But the industry does have a potential game-changer waiting in the wings in the form of the Pharma City at Mucherla, around 50 km from Hyderabad. Spread over 11,000 acres, this estate is touted to be a self-contained facility comprising a pharma university, a research centre and residential townships. That will also address the lack of skilled labour. “Talent is hard to come by. The problem is getting very acute now,” points out Mukherjee. However, the industrial park is at least three years away, with a whole lot of clearances still pending. Meanwhile, Visakhapatnam already has a pharma city and there is a real danger of companies moving there. Global majors such as Japan’s Eisai Pharma and US’ Hospira already have a presence there, along with several other Indian companies. So far, companies have abstained from relocating from Hyderabad because it has historically had a large pool of skilled workforce. Now, Pharma City needs to take off quickly for companies to stay on and thrive. But Mukherjee counters, “In the end, infrastructure is only an enabler. It is ultimately left to entrepreneurs to seize opportunities wherever they exist.”
There are more compelling issues to be dealt with that aren’t restricted to Hyderabad alone. While regulatory challenges remain in the US, emerging markets such as Russia and Venezuela are playing spoilsport as well. “The massive hit on their currencies has had a negative impact on purchasing power and that is a cause for worry,” explains Mukherjee. A stronger rupee against these emerging market currencies has hit margins. “Venezuela is in dire economic straits and we are not able to repatriate any money. This has forced us to cut sales, although there is demand. These are economies that are heavily dependent on oil exports and the recent months have been rough on them,” he adds. Still, the situation at the city’s large pharma players is encouraging. For instance, capacity utilisation levels have increased at Aurobindo by as much as 25-30%. “That alone has raised our margins and allowed us better economies of scale. We manufacture 850 million tablets each month at the Kondapur factory and that will touch 1 billion over the next six months. We have a capex plan of roughly Rs.300 crore for FY17,” says Reddy. Jasti of Suven is also positive about the future and is investing more and increasing staff strength this fiscal.
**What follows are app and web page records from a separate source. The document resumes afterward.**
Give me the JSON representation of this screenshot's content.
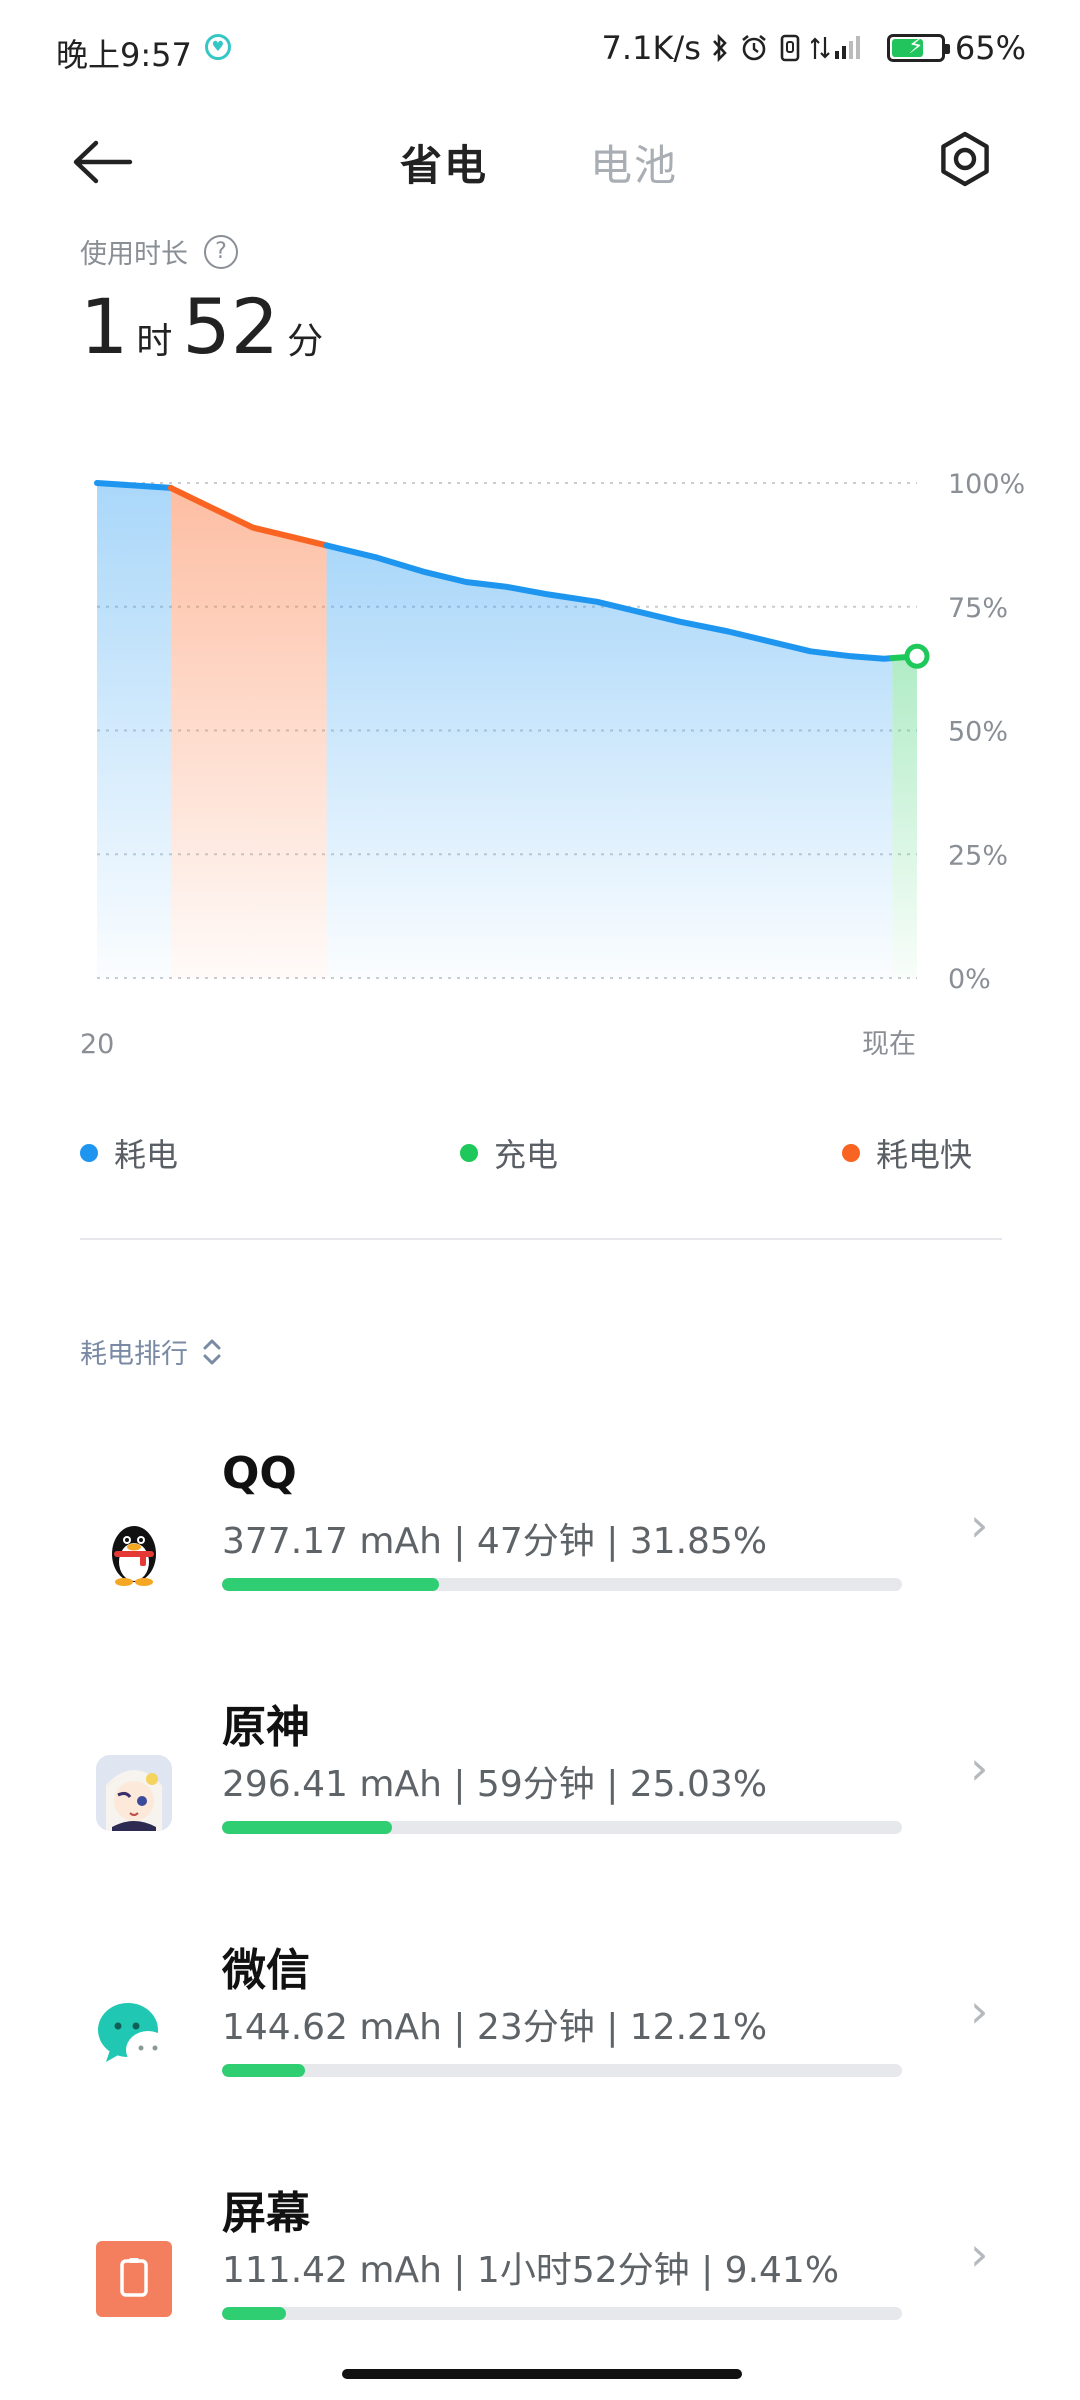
{
  "status_bar": {
    "time": "晚上9:57",
    "network_speed": "7.1K/s",
    "icons": [
      "bluetooth-icon",
      "alarm-icon",
      "nfc-icon",
      "signal-4g-icon",
      "battery-icon"
    ],
    "battery_percent": "65%",
    "battery_level": 0.65
  },
  "header": {
    "tabs": [
      {
        "label": "省电",
        "active": true
      },
      {
        "label": "电池",
        "active": false
      }
    ],
    "back_icon": "arrow-left-icon",
    "settings_icon": "gear-hex-icon"
  },
  "usage": {
    "label": "使用时长",
    "help": "?",
    "hours": "1",
    "hours_unit": "时",
    "minutes": "52",
    "minutes_unit": "分"
  },
  "chart_data": {
    "type": "area",
    "x_start_label": "20",
    "x_end_label": "现在",
    "ylim": [
      0,
      100
    ],
    "y_ticks": [
      "100%",
      "75%",
      "50%",
      "25%",
      "0%"
    ],
    "x": [
      0,
      0.09,
      0.14,
      0.19,
      0.24,
      0.29,
      0.34,
      0.4,
      0.45,
      0.5,
      0.55,
      0.61,
      0.66,
      0.71,
      0.77,
      0.82,
      0.87,
      0.92,
      0.96,
      1.0
    ],
    "y": [
      100,
      99,
      95,
      91,
      89,
      87,
      85,
      82,
      80,
      79,
      77.5,
      76,
      74,
      72,
      70,
      68,
      66,
      65,
      64.5,
      65
    ],
    "segments": [
      {
        "state": "drain",
        "from": 0,
        "to": 0.09
      },
      {
        "state": "fast_drain",
        "from": 0.09,
        "to": 0.28
      },
      {
        "state": "drain",
        "from": 0.28,
        "to": 0.97
      },
      {
        "state": "charging",
        "from": 0.97,
        "to": 1.0
      }
    ],
    "colors": {
      "drain": "#1e96f0",
      "fast_drain": "#fa6423",
      "charging": "#1ec85a"
    },
    "grid": true
  },
  "legend": [
    {
      "label": "耗电",
      "color": "#1e96f0"
    },
    {
      "label": "充电",
      "color": "#1ec85a"
    },
    {
      "label": "耗电快",
      "color": "#fa6423"
    }
  ],
  "ranking": {
    "title": "耗电排行",
    "sort_icon": "sort-updown-icon",
    "apps": [
      {
        "name": "QQ",
        "detail": "377.17 mAh | 47分钟 | 31.85%",
        "percent": 31.85,
        "icon": "qq-penguin-icon"
      },
      {
        "name": "原神",
        "detail": "296.41 mAh | 59分钟 | 25.03%",
        "percent": 25.03,
        "icon": "genshin-paimon-icon"
      },
      {
        "name": "微信",
        "detail": "144.62 mAh | 23分钟 | 12.21%",
        "percent": 12.21,
        "icon": "wechat-icon"
      },
      {
        "name": "屏幕",
        "detail": "111.42 mAh | 1小时52分钟 | 9.41%",
        "percent": 9.41,
        "icon": "screen-icon"
      }
    ]
  }
}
Then there are companies like Natco Pharma, a leading player in oncology and hepatitis, which is steadfastly focusing on product pipeline and investing in research. “There is a lot that can be done; it is really up to us. Pharma still is a very creative business,” says Rajeev Nannapaneni, vice-chairman and CEO, Natco Pharma, which has been active with product launches. Natco recently signed an agreement with Gilead Sciences and with this first-mover advantage has launched the Sovaldi generic drug for Hepatitis C. It will soon sell generic drug Natdac, a version of Bristol-Myer Squibb’s medicine for Hepatitis C. Another optimistic statement comes from Aurobindo’s Reddy.
“In India, we still have the cost advantage and the technical expertise. It is only a matter of combining these factors and if we do that, we will be fine,” he says. “The city has had a rich ecosystem in terms of the total number of companies and a skilled manpower base,” points out Nannapaneni. “We just need to strengthen it.” By the looks of it, the big fish in Hyderabad are sitting pretty for now, while the jury’s out on how the story for the minnows will play out.